Kathode Ray Oscillograph
A conversazione was held at the Institution of Civil Engineers on Thursday, July 12th. Whilst the majority of the interesting exhibits were relating to general engineering there were one or two which were of wireless interest.
One of these was a cathode ray oscillograph developed at the laboratories of the Western Electric Company.
The apparatus is a special form of Braun tube employing a hot cathode in the form of a thermionic filament. This instrument is of the same type as that employed recently by Messrs. E V Appleton and R Watson Watt in their investigations on atmospherics.
The chief advantage of the cathode ray oscillograph over other forms of oscillographs is its freedom from inertia and from free period which renders it effective at, for instance, radio frequencies, where other forms fail.
The tube is more convenient to operate on account of the simple nature of the accessory apparatus needed.
It allows of speedy observation of the characteristics of a variety of electrical apparatus and circuits. A demonstration was given of its use for seeing at a glance the characteristics of valves and its application in this connection makes it extremely valuable for laboratory testing.
The oscillograph illustrated in the accompanying picture consists of a glass three-electrode tube about 30 cm long, in the form of a cylinder about 4 cm diameter which spreads out into a conical form with a slightly rounded end. The diameter of the large end is about 10 cm.
The cathode consists of a filament coated with active oxides. The anode is a small platinum tube set about 1 mm from the filament, which is bent into the form of a nearly complete circle. Between the filament and the anode is a small circular screen with a hole in the centre just smaller than the circular filament.

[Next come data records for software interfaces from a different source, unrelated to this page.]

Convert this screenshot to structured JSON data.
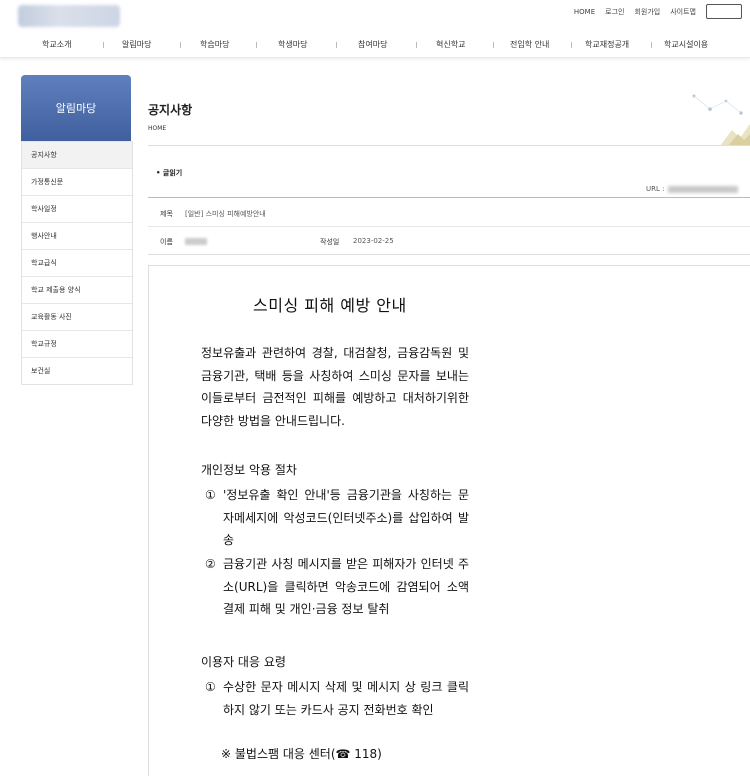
{
  "header": {
    "utility_links": [
      "HOME",
      "로그인",
      "회원가입",
      "사이트맵"
    ]
  },
  "gnb": [
    "학교소개",
    "알림마당",
    "학습마당",
    "학생마당",
    "참여마당",
    "혁신학교",
    "전입학 안내",
    "학교재정공개",
    "학교시설이용"
  ],
  "sidebar": {
    "title": "알림마당",
    "items": [
      "공지사항",
      "가정통신문",
      "학사일정",
      "행사안내",
      "학교급식",
      "학교 제출용 양식",
      "교육활동 사진",
      "학교규정",
      "보건실"
    ]
  },
  "page": {
    "title": "공지사항",
    "breadcrumb": "HOME",
    "read_label": "• 글읽기",
    "url_label": "URL :"
  },
  "post": {
    "subject_label": "제목",
    "subject": "[일반] 스미싱 피해예방안내",
    "name_label": "이름",
    "date_label": "작성일",
    "date": "2023-02-25"
  },
  "document": {
    "title": "스미싱 피해 예방 안내",
    "intro": " 정보유출과 관련하여 경찰, 대검찰청, 금융감독원 및 금융기관, 택배 등을 사칭하여 스미싱 문자를 보내는 이들로부터 금전적인 피해를 예방하고 대처하기위한 다양한 방법을 안내드립니다.",
    "section1_title": "개인정보 악용 절차",
    "section1_items": [
      {
        "num": "①",
        "text": "'정보유출 확인 안내'등 금융기관을 사칭하는 문자메세지에 악성코드(인터넷주소)를 삽입하여 발송"
      },
      {
        "num": "②",
        "text": "금융기관 사칭 메시지를 받은 피해자가 인터넷 주소(URL)을 클릭하면 악송코드에 감염되어 소액결제 피해 및 개인·금융 정보 탈취"
      }
    ],
    "section2_title": "이용자 대응 요령",
    "section2_items": [
      {
        "num": "①",
        "text": "수상한 문자 메시지 삭제 및 메시지 상 링크 클릭하지 않기 또는 카드사 공지 전화번호 확인"
      }
    ],
    "note": "※ 불법스팸 대응 센터(☎ 118)"
  },
  "colors": {
    "sidebar_title_bg": "#4a6aa8",
    "active_item_bg": "#f2f2f2"
  }
}
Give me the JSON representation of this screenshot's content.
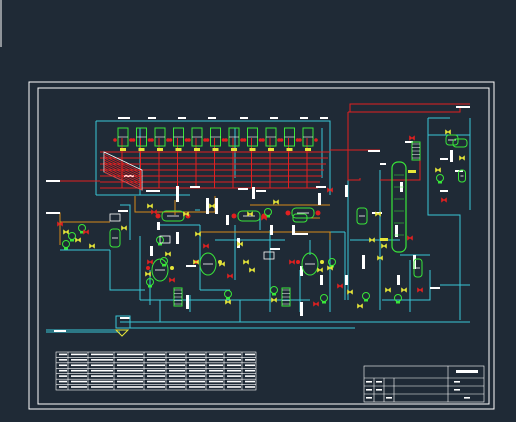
{
  "view": {
    "background": "#1f2a36",
    "line_colors": {
      "border": "#ffffff",
      "process_cyan": "#39c6d6",
      "steam_red": "#e02020",
      "vapor_orange": "#d68a1a",
      "equipment_green": "#39e639",
      "valve_yellow": "#e6e639",
      "label_white": "#ffffff"
    }
  },
  "drawing": {
    "outer_frame": true,
    "inner_frame": true,
    "equipment": [
      {
        "kind": "rotary-dryer-bank",
        "count": 11
      },
      {
        "kind": "grate-bed"
      },
      {
        "kind": "horizontal-exchanger",
        "count": 3
      },
      {
        "kind": "reaction-kettle",
        "count": 3
      },
      {
        "kind": "condenser",
        "count": 4
      },
      {
        "kind": "storage-tank",
        "count": 2
      },
      {
        "kind": "distillation-column",
        "count": 1
      },
      {
        "kind": "reflux-drum",
        "count": 2
      }
    ]
  },
  "material_table": {
    "rows": 7,
    "columns": 10
  },
  "title_block": {
    "rows": 4
  }
}
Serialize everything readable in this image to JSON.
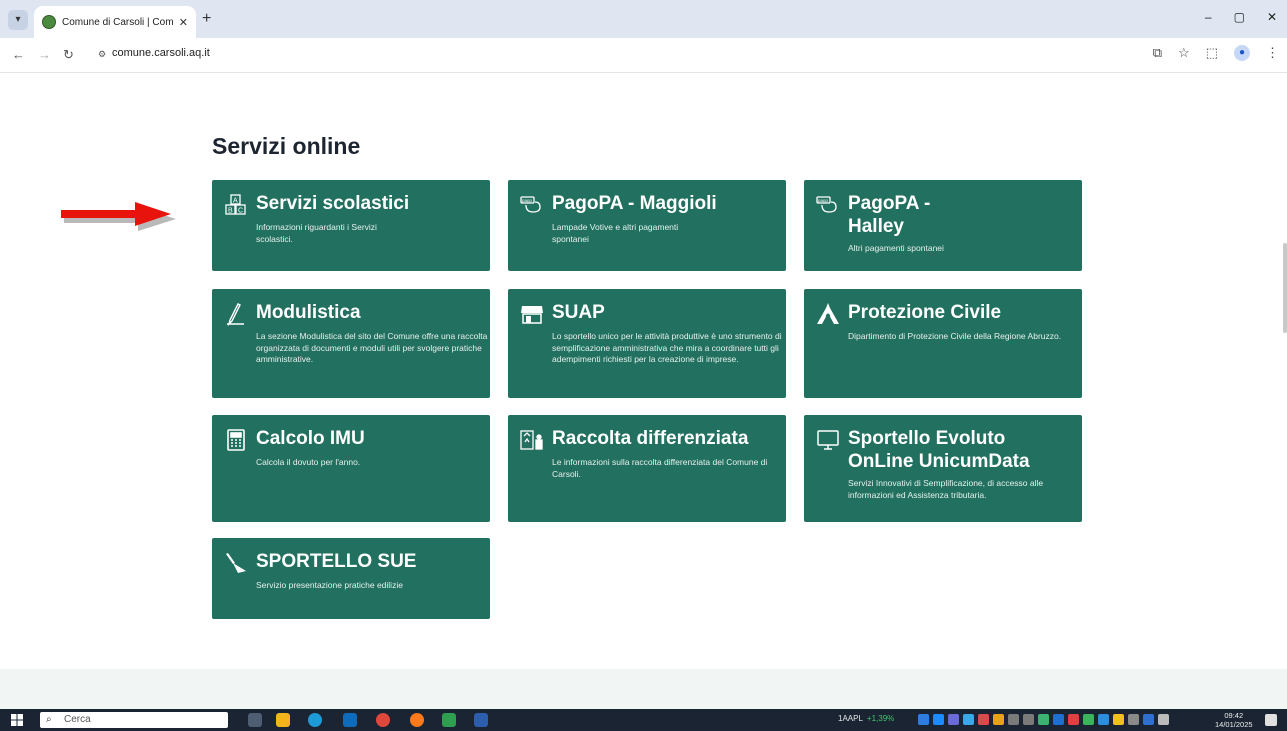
{
  "browser": {
    "tab_title": "Comune di Carsoli | Comune di",
    "tab_close": "✕",
    "new_tab": "+",
    "url": "comune.carsoli.aq.it",
    "window_controls": [
      "–",
      "▢",
      "✕"
    ]
  },
  "page": {
    "section_title": "Servizi online",
    "cards": [
      {
        "title": "Servizi scolastici",
        "desc": "Informazioni riguardanti i Servizi scolastici.",
        "icon": "abc-blocks-icon"
      },
      {
        "title": "PagoPA - Maggioli",
        "desc": "Lampade Votive e altri pagamenti spontanei",
        "icon": "pagopa-icon"
      },
      {
        "title": "PagoPA - Halley",
        "desc": "Altri pagamenti spontanei",
        "icon": "pagopa-icon"
      },
      {
        "title": "Modulistica",
        "desc": "La sezione Modulistica del sito del Comune offre una raccolta organizzata di documenti e moduli utili per svolgere pratiche amministrative.",
        "icon": "pen-icon"
      },
      {
        "title": "SUAP",
        "desc": "Lo sportello unico per le attività produttive è uno strumento di semplificazione amministrativa che mira a coordinare tutti gli adempimenti richiesti per la creazione di imprese.",
        "icon": "shop-icon"
      },
      {
        "title": "Protezione Civile",
        "desc": "Dipartimento di Protezione Civile della Regione Abruzzo.",
        "icon": "protezione-civile-icon"
      },
      {
        "title": "Calcolo IMU",
        "desc": "Calcola il dovuto per l'anno.",
        "icon": "calculator-icon"
      },
      {
        "title": "Raccolta differenziata",
        "desc": "Le informazioni sulla raccolta differenziata del Comune di Carsoli.",
        "icon": "recycling-bins-icon"
      },
      {
        "title": "Sportello Evoluto OnLine UnicumData",
        "desc": "Servizi Innovativi di Semplificazione, di accesso alle informazioni ed Assistenza tributaria.",
        "icon": "monitor-icon"
      },
      {
        "title": "SPORTELLO SUE",
        "desc": "Servizio presentazione pratiche edilizie",
        "icon": "trowel-icon"
      }
    ],
    "card_color": "#22705f"
  },
  "taskbar": {
    "search_placeholder": "Cerca",
    "ticker_symbol": "1AAPL",
    "ticker_change": "+1,39%",
    "time": "09:42",
    "date": "14/01/2025"
  }
}
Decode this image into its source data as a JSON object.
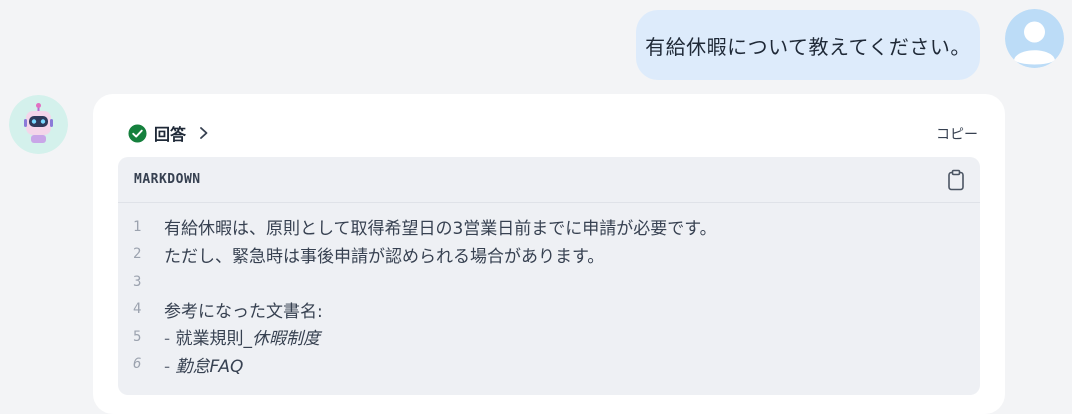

A battery of 250 to 400 Volts is connected between the anode and the cathode. This battery raises the anode to a positive potential with respect to the filament, and the electrons, which are supplied by the hot filament, are accelerated by the electric field so produced. A small fraction of the electrons pass completely through the tubular anode and constitute the cathode rays.
The rays then pass between two pairs of deflecting plates set at right angles to each other, and fall upon the large end of the glass tube. The inside of the large end of the tube is covered with a fluorescent mixture which renders the rays visible, so that the form which they take appears much as a picture viewed on the focussing screen of a camera.